[Excerpts from an interface dataset]
*****
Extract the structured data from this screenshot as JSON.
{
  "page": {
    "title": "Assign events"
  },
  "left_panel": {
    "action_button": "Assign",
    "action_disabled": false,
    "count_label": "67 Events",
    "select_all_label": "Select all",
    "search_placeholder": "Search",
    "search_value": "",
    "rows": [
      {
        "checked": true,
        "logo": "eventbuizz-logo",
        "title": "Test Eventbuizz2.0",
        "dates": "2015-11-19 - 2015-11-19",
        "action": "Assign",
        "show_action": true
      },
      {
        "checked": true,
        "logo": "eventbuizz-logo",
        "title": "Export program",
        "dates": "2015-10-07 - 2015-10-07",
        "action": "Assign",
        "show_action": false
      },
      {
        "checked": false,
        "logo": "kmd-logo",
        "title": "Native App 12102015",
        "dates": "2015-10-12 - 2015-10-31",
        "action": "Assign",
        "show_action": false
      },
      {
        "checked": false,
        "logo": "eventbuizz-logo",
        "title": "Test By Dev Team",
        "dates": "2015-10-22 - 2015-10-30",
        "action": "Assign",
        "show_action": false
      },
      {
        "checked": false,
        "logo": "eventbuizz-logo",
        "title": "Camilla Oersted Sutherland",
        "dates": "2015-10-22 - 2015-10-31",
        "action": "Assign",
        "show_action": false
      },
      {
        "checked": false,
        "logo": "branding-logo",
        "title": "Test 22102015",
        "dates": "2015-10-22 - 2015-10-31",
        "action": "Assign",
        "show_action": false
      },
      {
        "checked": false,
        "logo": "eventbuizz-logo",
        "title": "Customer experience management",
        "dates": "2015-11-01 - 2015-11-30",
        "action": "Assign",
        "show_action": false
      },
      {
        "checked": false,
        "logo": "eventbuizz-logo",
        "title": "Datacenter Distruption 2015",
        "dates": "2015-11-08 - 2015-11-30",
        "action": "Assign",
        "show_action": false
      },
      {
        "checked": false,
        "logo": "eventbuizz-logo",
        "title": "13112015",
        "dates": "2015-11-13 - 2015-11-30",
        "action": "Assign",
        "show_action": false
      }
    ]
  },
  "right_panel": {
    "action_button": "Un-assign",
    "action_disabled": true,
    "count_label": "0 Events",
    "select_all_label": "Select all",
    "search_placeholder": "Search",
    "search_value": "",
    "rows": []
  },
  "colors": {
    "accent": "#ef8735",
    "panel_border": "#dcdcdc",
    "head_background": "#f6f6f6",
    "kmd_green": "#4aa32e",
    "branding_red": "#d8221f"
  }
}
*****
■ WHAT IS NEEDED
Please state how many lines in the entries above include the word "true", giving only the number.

■ TASK SOLUTION
4